d. Be sure you are checking service vehicles of your brand for open recalls. The law requires that you notify service customers with vehicles of your brand of open recalls if your franchise requires that. Whether or not your franchisor requires that (increasingly factories say they do), it is a good business practice.
14. Make sure your cash reporting is in place and enforced. The IRS will be a very busy place during the Trump administration. It was the chief enforcement arm under Obamacare, and promised changes to that law will dramatically affect the agency. So will promised tax law changes. But candidate Trump ran on a platform of anti-terrorism and law and order. As President, prevention of money laundering will be a key element of those priorities. That means increased emphasis on cash reporting audits by the IRS even though it will have many other priorities. Be prepared.
15. Expect enhanced immigration enforcement. The most publicized issue of candidate Trump was controlling immigration. There is likely to be a dramatic increase in immigration enforcement. For car dealers, that means compliance with I-9 requirements. There is a new I-9 form. Make sure you are using it for every new employee.
16. Do not reduce personnel compliance efforts. Some of the most radical changes of the Obama administration affecting businesses were regarding personnel enforcement policies by the Department of Labor, the Equal Employment Opportunity Commission, and the National Labor Relation Board. Those policies are likely to change. However, law firms that have sprung up over the last decade to handle personnel compliance issues are not going away. They will see potentially reduced DOL, EEOC, and NLRB enforcement as an opening for greater private enforcement. Pay particular attention to Fair Labor Standards Act compliance and prevention of discrimination and harassment.
17. Have a succession plan. A succession plan has always been important. If something happens to the dealer, how will the business continue? During the last two years, manufacturers have realized the importance of plans to continue after the death of the dealer.
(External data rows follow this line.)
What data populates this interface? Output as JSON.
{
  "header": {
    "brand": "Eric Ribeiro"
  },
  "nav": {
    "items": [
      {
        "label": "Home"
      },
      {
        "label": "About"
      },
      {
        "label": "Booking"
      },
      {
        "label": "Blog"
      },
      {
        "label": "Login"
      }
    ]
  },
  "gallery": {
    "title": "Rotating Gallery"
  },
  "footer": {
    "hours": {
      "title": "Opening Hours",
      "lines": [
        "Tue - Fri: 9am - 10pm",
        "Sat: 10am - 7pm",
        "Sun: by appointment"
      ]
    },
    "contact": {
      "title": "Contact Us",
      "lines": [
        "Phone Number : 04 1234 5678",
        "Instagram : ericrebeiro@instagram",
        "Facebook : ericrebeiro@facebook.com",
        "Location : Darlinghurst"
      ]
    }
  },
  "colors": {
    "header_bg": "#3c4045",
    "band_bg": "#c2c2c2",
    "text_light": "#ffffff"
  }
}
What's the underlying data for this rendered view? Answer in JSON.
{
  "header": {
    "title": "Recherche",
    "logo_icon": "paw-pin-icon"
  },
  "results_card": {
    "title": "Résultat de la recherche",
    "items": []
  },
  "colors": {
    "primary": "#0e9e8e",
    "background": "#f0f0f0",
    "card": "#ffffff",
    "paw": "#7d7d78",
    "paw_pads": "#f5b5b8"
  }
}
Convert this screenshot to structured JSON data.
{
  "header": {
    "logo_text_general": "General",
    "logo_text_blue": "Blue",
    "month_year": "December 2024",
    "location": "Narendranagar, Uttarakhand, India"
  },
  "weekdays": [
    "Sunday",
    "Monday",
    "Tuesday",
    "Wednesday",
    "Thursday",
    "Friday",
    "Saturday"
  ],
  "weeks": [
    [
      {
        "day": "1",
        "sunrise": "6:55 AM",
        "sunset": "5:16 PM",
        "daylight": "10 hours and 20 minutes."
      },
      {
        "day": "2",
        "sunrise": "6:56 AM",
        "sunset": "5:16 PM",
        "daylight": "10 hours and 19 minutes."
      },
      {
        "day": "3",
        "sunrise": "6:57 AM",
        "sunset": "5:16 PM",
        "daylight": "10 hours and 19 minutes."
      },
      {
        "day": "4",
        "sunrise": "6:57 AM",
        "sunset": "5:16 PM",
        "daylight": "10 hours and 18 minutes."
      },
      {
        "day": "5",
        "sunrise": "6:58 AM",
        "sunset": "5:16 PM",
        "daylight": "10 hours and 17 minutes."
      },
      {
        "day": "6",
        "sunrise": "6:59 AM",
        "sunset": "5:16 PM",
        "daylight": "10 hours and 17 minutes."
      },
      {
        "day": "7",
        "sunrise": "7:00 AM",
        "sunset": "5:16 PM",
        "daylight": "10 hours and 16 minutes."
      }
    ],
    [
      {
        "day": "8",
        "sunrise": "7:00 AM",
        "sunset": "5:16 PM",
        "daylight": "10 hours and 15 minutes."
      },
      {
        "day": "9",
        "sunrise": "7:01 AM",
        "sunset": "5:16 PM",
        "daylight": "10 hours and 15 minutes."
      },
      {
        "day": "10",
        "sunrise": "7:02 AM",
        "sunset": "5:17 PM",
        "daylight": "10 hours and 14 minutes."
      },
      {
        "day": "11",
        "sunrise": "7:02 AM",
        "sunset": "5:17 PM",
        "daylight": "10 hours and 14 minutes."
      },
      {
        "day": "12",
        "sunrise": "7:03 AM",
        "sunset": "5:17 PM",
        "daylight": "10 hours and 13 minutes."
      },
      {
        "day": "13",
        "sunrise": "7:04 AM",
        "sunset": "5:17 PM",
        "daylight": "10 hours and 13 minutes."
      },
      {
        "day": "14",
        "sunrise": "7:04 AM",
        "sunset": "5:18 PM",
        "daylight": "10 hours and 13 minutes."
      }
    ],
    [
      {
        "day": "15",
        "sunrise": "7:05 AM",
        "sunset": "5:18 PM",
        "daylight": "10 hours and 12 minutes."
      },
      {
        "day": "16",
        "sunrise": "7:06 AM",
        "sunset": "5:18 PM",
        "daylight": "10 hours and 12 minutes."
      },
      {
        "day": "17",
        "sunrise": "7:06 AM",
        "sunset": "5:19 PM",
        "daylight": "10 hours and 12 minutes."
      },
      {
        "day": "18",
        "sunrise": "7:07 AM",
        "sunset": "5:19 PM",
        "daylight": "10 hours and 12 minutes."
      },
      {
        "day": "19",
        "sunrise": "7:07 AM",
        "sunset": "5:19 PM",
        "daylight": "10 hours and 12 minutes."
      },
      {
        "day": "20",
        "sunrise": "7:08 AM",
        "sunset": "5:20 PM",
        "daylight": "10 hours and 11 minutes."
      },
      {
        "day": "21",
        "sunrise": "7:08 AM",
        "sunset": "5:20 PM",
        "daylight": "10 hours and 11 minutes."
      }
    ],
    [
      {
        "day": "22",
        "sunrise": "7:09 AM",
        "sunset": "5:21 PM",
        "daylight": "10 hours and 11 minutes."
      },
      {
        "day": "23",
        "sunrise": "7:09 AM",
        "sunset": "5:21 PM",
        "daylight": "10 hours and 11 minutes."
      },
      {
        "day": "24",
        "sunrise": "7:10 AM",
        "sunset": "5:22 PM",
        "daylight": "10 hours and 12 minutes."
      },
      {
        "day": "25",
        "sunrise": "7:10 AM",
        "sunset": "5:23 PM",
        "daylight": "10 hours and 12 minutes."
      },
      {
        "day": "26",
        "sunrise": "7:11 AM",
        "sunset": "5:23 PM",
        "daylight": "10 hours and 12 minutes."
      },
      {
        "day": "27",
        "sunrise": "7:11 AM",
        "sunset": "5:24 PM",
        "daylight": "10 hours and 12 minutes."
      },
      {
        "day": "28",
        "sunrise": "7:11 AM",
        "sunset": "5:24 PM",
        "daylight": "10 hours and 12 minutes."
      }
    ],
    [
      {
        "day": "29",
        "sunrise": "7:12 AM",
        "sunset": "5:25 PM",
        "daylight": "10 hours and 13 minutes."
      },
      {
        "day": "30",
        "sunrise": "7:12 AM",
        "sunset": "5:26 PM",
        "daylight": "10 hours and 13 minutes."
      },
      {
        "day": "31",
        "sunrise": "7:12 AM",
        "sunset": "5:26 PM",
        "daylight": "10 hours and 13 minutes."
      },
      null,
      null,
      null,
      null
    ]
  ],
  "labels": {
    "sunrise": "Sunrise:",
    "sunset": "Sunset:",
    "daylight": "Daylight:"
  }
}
Several manufacturers have pressured dealers to have succession plans, and that is a good idea. If you have no succession plan in place, 2017 is the year to implement one.